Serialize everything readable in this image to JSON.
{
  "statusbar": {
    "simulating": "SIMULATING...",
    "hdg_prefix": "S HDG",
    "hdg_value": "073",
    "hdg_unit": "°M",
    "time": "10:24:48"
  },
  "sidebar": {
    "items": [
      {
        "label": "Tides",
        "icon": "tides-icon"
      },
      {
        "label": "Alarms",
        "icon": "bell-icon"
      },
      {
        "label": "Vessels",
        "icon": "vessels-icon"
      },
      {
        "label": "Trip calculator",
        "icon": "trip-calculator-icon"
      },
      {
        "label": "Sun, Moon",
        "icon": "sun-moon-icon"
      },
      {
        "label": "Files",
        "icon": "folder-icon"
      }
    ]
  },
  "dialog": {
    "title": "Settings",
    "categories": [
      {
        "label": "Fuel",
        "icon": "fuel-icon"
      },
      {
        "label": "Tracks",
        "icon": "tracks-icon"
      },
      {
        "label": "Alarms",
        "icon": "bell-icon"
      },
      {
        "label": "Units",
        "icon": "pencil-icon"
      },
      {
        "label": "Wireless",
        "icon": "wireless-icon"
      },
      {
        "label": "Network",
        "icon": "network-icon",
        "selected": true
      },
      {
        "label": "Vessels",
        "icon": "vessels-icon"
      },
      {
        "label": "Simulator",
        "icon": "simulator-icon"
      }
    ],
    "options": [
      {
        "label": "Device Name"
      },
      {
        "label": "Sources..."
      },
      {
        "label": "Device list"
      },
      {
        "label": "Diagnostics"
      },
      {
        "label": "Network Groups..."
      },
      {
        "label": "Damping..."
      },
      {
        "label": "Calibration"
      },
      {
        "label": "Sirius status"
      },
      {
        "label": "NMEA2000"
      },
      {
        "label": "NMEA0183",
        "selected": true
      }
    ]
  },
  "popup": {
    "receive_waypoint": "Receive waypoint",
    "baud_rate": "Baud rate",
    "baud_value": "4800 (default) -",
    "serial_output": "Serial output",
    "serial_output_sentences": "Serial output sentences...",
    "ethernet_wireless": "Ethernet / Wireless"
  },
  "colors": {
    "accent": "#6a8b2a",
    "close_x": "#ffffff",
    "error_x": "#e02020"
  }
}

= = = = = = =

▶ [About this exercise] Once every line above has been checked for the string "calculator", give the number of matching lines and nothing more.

▶ [Response box] 2